Monday, March 30, 2020

The Chosen, Episode 1: A Review with Thoughts and Prayer

Hope and I watched the first episode of The Chosen. This Bible-inspired show is designed to work like a TV series. It is being live streamed each week. The actual episode is only about an hour long, but there is a lot of talking before and after the episode if you watch the free live streamed version (which, after being live streamed, remains available on You Tube here). The episode itself begins about 22 minutes into the live stream, and imho you won’t miss too much if you simply forward ahead to the episode.

What we loved about it

We loved the way they told the story of “Mary Magdalene, out of whom he had driven seven demons” (Mark 16:9 CSB17). She is the focus of the first episode. We don’t know how Mary came to be oppressed by demons, nor does the Bible tell us how or when Jesus met her and delivered her. But the creators of The Chosen do a good job providing a fictional account that powerfully portrays Mary’s pain, God’s promises (an Old Testament passage is beautifully woven throughout the story), and the love and power of Jesus that leads to her deliverance.

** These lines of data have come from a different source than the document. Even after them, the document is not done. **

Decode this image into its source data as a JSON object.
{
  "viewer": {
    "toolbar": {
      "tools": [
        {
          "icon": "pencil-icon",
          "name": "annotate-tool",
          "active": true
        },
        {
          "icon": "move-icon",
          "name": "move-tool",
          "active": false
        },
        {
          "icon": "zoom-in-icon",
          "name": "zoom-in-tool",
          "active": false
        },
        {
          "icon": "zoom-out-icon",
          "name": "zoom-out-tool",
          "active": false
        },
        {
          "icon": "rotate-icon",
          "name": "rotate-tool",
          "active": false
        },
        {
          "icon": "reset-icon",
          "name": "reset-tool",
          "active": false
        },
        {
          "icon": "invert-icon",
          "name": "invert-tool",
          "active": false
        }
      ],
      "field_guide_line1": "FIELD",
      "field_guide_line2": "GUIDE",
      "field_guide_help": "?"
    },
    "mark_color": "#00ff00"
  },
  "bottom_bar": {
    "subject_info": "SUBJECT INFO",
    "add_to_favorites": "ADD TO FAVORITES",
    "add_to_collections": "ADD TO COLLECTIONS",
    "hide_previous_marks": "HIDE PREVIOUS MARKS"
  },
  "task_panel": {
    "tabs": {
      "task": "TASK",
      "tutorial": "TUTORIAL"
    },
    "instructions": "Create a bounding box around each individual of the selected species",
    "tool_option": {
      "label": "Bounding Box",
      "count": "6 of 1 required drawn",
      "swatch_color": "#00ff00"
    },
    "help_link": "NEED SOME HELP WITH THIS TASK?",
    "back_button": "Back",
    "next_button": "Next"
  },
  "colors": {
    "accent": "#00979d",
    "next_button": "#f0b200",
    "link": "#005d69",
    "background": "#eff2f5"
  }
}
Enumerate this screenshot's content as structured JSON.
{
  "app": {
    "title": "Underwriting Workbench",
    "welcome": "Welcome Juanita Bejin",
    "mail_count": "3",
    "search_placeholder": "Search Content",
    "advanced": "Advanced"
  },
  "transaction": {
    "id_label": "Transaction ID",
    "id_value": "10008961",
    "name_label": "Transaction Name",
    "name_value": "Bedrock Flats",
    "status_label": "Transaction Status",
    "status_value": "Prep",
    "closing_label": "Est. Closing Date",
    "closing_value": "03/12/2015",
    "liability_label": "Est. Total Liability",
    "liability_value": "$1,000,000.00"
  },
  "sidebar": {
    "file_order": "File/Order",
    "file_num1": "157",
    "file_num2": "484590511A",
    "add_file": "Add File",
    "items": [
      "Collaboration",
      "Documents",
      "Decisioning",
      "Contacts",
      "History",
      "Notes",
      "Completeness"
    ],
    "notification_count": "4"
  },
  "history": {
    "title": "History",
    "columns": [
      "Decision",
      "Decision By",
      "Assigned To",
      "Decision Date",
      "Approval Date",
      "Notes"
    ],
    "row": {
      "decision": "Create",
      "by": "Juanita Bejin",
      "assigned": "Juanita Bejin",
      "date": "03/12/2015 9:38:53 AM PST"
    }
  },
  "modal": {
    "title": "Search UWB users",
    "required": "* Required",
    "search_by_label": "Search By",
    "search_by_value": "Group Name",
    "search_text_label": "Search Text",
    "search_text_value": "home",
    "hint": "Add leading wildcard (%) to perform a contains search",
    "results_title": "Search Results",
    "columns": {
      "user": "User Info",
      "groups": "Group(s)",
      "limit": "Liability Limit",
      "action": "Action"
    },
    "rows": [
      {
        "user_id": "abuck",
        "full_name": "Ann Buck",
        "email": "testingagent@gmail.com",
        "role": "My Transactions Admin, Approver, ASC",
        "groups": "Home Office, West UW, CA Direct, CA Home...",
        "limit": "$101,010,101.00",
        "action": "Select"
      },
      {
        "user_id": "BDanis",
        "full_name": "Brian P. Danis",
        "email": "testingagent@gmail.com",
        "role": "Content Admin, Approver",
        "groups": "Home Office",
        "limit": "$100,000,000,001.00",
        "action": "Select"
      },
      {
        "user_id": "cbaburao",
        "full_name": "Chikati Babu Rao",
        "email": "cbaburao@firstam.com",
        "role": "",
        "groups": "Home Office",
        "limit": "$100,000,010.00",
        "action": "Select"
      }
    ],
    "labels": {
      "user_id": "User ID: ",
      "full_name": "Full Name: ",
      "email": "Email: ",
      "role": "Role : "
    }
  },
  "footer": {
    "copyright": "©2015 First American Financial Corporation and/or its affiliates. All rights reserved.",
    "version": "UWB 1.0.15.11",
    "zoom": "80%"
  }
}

In 2016 I preached a message on this same Bible story. In it, based on biblical teaching, I discussed what it might have been like for Mary to be oppressed by seven demons. I think you will find that this 20 minute clip from the sermon complements the way Mary’s story is presented in “The Chosen”:

Delivered from 7 Demons

One thing we didn’t like so much

(warning: spoilers ahead)
Neither of us really like the way they are portraying Peter (and to some extent, Andrew) so far. From the Bible we know that Andrew was a disciple of John the Baptist prior to meeting Jesus (John 1:36-42). We also know Peter wasn’t with Andrew when he first sees Jesus, and we don’t know for if Peter had also been following John the Baptist prior to meeting with Jesus. I’ve always imagined that, prior to meeting Jesus, both Peter and Andrew were basically godly Jews who were seeking to live their lives pleasing to God and were looking forward to the coming of the Messiah. The Chosen is presenting Peter as someone who got in fist fights to make money from betting (with the help of Andrew!), who blatantly ignored the Sabbath prohibition on working (this is far different from the nit picky complaining of the Pharisees about the disciples’ actions on the Sabbath, in the show Peter really does violate what was clearly God’s law for the Sabbath at that time), and even is prepared to turn in some fellow Jews to Roman authorities in order to avoid a big tax problem. Can I say for sure that Peter wasn’t like that before he became a follower of Christ? No, but I’ve never imagined him to be like that and it doesn’t feel right to me. Does this ruin the show? No, as long as you are able to keep separate in your mind the fictional parts and the directly biblical parts.

Conclusion and Prayer

I pray that God will use The Chosen for great good. Based on the first episode, I feel like the show has a lot of potential to be used by God for good purposes. Despite the parts that we didn’t like as much, overall, I think the first episode was a powerful and moving presentation of some deep biblical truths that have potential to encourage and help those who watch. The show opens with a screen describing the show’s relationship to the Bible and encouraging people to read the Bible (see a screen grab photo below). If people do read the Bible, and if they keep in mind that fictional accounts of Bible characters can be used to powerfully convey God’s love and truth and yet the fictional elements should not be treated as historical fact, then I think the show can do a lot of good. At least that’s how I feel after the first episode. I look forward to watching the second episode next week.

Some related blog posts (mainly dealing with the issue of demonic oppression):

Hebrews 13:16 And do not forget to do good and to share with others . . .